**DATA RECORDS:**
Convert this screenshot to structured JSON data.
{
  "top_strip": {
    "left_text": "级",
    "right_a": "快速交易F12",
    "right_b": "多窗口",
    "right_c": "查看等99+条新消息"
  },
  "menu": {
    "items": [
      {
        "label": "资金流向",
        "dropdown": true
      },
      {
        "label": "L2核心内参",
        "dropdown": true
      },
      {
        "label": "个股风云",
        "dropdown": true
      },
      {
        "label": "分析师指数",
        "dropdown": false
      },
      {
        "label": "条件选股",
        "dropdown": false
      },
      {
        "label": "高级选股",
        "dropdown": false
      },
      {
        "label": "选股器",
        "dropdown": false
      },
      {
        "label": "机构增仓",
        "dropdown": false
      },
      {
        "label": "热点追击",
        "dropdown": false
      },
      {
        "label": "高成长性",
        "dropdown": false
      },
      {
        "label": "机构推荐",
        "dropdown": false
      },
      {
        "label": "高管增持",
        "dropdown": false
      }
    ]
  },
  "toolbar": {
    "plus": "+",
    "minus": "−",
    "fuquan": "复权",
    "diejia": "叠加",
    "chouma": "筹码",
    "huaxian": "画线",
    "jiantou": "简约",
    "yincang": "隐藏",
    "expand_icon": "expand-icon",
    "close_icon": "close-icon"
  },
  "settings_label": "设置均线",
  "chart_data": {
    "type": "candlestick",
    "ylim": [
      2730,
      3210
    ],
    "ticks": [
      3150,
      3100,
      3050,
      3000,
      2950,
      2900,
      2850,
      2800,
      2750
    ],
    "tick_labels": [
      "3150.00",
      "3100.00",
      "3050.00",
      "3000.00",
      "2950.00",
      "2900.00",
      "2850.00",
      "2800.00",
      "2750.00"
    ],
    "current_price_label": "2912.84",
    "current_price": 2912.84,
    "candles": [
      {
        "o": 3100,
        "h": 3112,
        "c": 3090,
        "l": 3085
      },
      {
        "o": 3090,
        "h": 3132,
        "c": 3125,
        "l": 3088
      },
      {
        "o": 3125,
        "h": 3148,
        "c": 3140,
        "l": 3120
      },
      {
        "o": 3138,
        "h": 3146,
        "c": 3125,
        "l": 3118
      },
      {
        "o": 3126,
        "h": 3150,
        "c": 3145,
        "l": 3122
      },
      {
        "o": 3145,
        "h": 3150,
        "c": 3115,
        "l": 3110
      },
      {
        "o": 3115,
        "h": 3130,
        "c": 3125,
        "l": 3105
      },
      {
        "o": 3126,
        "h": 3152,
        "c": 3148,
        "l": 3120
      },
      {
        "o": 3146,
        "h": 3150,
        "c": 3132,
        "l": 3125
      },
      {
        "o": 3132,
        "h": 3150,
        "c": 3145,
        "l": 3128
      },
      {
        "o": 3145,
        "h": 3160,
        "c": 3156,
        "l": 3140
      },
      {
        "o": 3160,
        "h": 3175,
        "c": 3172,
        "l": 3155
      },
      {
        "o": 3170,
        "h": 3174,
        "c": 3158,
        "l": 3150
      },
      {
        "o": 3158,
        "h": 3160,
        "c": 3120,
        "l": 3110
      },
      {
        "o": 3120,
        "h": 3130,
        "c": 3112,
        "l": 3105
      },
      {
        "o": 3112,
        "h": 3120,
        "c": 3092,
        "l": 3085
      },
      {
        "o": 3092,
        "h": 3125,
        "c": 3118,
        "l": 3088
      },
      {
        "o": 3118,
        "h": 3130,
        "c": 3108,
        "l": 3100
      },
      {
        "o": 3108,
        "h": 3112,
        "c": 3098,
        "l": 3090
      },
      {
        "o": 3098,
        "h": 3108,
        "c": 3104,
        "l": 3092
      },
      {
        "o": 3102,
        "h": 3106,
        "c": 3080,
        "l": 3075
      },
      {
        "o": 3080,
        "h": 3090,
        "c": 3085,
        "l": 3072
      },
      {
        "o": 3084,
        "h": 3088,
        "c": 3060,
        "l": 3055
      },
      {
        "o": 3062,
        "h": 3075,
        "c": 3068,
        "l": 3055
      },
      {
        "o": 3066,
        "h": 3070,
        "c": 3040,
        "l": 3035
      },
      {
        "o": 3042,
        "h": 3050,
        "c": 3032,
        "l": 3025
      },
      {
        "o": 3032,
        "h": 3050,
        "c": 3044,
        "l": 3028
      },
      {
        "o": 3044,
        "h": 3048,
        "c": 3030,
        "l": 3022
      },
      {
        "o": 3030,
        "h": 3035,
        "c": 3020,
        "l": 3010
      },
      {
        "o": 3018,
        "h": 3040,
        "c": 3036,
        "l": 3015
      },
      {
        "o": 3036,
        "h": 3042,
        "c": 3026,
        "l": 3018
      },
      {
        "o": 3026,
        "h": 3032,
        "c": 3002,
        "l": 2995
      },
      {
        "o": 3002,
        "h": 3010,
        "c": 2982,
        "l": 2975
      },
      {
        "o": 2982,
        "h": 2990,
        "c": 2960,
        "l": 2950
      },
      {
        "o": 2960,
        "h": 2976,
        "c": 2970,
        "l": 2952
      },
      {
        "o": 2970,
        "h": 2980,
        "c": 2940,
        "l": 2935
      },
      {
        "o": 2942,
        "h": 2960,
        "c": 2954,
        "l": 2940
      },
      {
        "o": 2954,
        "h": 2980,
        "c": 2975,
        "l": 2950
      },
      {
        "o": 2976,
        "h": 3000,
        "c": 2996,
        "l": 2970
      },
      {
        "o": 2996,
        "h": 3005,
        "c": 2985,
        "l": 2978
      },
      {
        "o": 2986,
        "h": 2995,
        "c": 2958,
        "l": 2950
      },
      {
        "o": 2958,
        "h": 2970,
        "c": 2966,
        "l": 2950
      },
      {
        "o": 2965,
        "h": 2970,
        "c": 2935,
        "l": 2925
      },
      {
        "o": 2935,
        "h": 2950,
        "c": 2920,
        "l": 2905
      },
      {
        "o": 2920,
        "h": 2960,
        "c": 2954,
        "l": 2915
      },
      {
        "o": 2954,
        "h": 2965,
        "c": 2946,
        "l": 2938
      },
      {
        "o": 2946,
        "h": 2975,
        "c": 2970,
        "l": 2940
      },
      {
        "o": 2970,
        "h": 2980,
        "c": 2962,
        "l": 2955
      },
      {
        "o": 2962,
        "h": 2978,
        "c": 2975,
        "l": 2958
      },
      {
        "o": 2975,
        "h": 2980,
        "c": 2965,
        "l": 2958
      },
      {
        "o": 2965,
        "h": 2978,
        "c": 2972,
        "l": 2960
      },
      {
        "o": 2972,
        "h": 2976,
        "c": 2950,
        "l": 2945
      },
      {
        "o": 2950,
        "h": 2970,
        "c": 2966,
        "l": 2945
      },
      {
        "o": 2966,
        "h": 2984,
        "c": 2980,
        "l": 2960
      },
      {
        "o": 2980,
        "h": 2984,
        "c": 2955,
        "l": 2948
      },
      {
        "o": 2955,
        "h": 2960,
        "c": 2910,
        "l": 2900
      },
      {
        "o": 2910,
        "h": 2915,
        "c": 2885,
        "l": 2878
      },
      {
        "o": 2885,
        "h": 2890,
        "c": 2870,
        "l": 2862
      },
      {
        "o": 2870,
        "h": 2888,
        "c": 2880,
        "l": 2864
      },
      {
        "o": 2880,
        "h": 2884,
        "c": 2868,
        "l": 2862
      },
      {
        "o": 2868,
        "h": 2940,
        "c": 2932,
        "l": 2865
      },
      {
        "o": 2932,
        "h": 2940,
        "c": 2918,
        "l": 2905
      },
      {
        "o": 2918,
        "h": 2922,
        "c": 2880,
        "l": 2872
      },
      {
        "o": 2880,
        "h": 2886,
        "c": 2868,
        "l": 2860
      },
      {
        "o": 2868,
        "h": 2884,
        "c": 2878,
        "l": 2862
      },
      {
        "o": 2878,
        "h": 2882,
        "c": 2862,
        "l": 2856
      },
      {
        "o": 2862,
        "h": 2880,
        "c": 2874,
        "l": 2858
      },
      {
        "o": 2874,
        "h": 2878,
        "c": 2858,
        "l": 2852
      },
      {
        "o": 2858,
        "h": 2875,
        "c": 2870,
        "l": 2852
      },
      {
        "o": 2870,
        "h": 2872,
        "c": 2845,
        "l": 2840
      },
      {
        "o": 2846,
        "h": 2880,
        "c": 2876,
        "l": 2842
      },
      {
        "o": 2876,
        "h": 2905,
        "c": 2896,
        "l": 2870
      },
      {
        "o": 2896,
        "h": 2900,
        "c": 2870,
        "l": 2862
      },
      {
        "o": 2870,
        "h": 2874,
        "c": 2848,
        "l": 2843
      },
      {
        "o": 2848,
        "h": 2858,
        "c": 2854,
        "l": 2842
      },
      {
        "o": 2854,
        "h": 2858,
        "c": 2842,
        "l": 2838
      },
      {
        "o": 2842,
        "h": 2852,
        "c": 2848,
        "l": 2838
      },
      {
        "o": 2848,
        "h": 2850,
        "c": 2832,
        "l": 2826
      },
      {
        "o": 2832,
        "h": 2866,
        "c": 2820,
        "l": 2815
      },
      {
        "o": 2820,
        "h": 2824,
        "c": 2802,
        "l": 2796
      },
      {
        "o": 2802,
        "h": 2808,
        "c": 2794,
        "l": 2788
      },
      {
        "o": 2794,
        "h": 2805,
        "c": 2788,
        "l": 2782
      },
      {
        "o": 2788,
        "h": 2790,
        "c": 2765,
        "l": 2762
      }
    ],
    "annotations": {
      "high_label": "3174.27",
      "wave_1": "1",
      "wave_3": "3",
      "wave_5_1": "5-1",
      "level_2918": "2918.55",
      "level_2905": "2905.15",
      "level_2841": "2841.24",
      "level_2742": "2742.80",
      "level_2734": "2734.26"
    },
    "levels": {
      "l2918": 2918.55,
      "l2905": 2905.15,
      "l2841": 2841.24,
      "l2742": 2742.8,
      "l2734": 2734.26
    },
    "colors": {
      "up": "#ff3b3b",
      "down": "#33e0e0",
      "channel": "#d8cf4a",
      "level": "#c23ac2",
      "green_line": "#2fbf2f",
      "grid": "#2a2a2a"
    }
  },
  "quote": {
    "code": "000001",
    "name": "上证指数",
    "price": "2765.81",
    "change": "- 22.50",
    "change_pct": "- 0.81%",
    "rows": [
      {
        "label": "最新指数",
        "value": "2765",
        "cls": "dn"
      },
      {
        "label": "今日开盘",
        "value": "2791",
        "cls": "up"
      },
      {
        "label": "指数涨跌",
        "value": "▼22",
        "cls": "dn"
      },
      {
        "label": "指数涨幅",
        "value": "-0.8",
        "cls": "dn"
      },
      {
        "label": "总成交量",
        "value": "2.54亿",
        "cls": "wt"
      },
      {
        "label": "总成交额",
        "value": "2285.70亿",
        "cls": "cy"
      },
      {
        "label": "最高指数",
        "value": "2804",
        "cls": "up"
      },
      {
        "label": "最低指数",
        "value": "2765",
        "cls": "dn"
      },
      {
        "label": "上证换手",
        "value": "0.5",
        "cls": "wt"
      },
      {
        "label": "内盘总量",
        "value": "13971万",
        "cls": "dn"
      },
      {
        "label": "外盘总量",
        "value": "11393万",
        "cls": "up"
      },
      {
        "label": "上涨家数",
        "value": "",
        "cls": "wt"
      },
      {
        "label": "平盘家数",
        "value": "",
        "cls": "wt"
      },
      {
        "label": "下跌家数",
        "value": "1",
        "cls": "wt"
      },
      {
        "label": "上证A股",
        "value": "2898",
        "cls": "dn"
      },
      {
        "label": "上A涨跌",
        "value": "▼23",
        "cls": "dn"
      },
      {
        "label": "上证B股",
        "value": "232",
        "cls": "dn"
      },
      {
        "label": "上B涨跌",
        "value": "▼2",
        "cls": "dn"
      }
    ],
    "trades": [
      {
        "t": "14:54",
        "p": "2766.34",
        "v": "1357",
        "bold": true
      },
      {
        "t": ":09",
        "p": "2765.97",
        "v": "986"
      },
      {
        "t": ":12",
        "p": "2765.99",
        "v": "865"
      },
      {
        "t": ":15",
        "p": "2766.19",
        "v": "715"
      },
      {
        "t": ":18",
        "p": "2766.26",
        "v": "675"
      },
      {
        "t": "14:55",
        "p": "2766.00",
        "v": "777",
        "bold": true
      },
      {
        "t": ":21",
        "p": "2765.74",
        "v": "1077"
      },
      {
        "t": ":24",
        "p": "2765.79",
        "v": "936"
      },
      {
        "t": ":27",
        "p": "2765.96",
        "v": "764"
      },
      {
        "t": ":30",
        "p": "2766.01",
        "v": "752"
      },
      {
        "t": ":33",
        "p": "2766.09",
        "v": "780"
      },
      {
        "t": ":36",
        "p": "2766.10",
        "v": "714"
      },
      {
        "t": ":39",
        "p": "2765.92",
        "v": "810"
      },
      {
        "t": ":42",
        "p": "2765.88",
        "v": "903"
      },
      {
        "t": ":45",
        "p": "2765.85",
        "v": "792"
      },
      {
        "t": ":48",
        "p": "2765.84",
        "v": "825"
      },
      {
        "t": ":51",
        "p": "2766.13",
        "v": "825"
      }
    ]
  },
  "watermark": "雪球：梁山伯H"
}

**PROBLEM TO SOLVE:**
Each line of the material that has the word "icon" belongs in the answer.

**ANSWER TO THE PROBLEM:**
    "expand_icon": "expand-icon",
    "close_icon": "close-icon"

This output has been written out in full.